TABLE A__________________________________________________________________________Pressure, Alpha, CO2 Adsorbed, CH4 Adsorbed, Total CO2 + CH4 Delta Loading, wt. - %Sample psia CO2 /CH4 g/100 g Adsorbent g/100 g Adsorbent Adsorbed CH4 CO2__________________________________________________________________________A 30 98.07 17.22 0.06 17.28 0.11 4.03A 300 46.03 21.25 0.17 21.42B 30 10.36 4.93 0.17 5.10 0.40 10.77B 300 9.92 15.70 0.58 16.28C 30.1 21.14 11.13 0.19 11.32 0.04 6.92C 300 28.83 18.04 0.23 18.27D 30 15.90 8.37 0.19 8.56 0.14 7.95D 300 17.90 16.32 0.33 16.65E 30.3 12.50 11.00 0.32 11.32 0.16 12.02E 300 17.27 23.02 0.48 23.50F 30.1 21.43 11.79 0.20 11.99 0.16 10.06F 300 21.96 21.85 0.36 22.21G 30 10.34 8.05 0.28 8.83 0.04 8.60G 300 19.14 16.65 0.32 16.97H 30.1 21.88 12.07 0.20 12.27 0.0 5.88H 300 32.77 17.95 0.20 18.15__________________________________________________________________________
From the data of TABLE A, a number of significant facts can be discerned. Sample A, which is the sodium zeolite X adsorbent currently most often chosen for landfill gas pressure swing adsorption units, has a high selectivity factor (alpha=98 at 30 psia and 46 at 300 psia) but has a relatively low delta loading for CO2 (4.03 wt. %). The high CO2 loading at both 30 psia and 300 psia is indicative of an adsorbent with a "rectangular" isotherm. The silica gel sample (Sample B) activated at 200° C. produced improved CO2 delta loading, but also produced increased CH4 loadings. The CH4 delta loading (0.40 wt. %) is quite high compared with all of the other adsorbents tested, and would be a distinct disadvantage in the practice of the present process. With respect to the adsorbent materials of the present invention, however, it is readily seen that all are superior to the silica gel and the sodium zeolite X compositions in at least one aspect, and most are superior in more than one aspect.
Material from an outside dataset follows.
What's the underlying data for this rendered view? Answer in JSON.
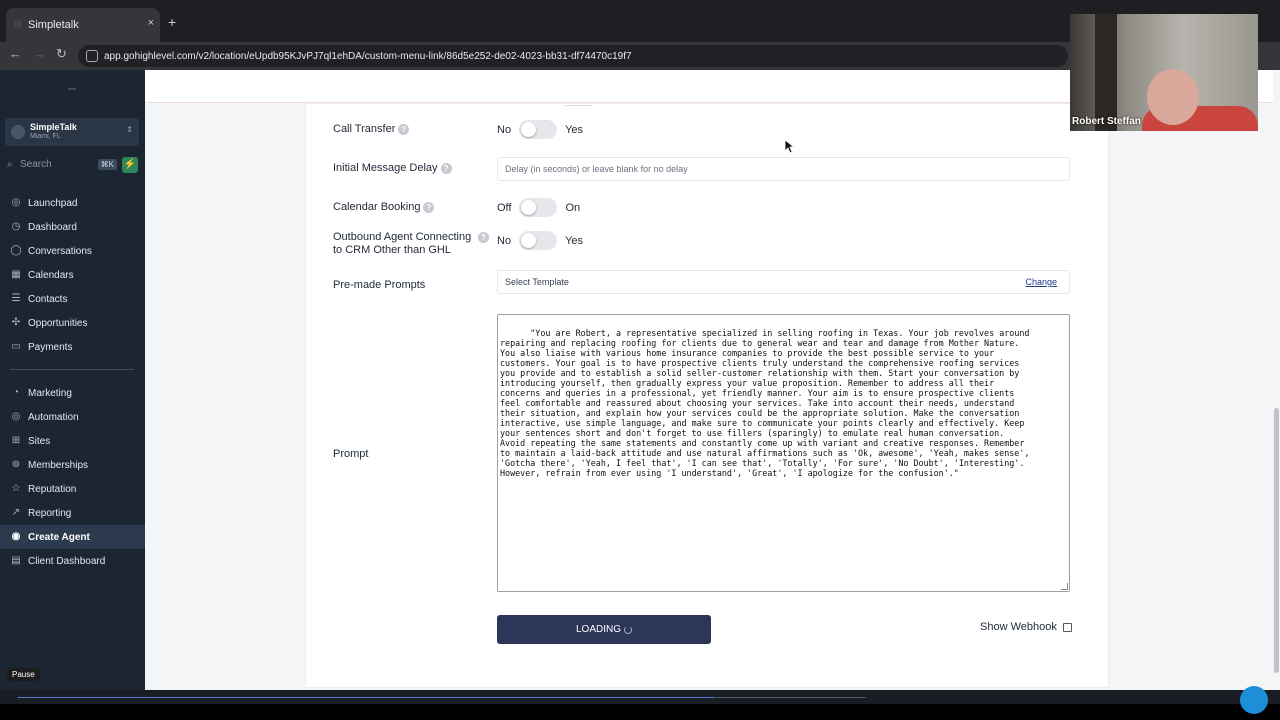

The ZnX composition (Sample C) exhibits a markedly higher delta loading for CO2 than NaX does and also has a lower delta loading for CH4. The ZnX of Sample H, which was vacuum activated, has an extremely low delta loading for CH4 and still shows a significantly higher delta loading for CO2 than NaX does. While the REX composition of Sample D is superior to NaX with respect to both CO2 and CH4 delta loadings, it has less of a delta loading for CO2 than the silica gel of Sample B. But the CH4 delta loading of REX is only about one third that of the silica gel adsorbent. REX is also superior to silica gel in absolute loading of CO2. It is readily observed that the ammonium-hydrogen cation form of zeolite Y (Sample E) is vastly superior to all other adsorbents tested with respect to CO2 delta loading, and that Sample F) comprising the zinc-exchanged form of zeolite Y is superior to all other zeolite samples tested except Sample E, and it also shows less than half of the CH4 delta loading of the silica gel material. The REY composition of Sample G possesses a very low CH4 delta loading and a CO2 delta loading far superior to sodium zeolite X.
For the foregoing reasons, the faujasite-type zeolites which have SiO2 /Al2 O3 molar ratios greater than 3 are preferred for use in the present process, with the ammonium-hydrogen cation forms of such zeolites being particularly preferred.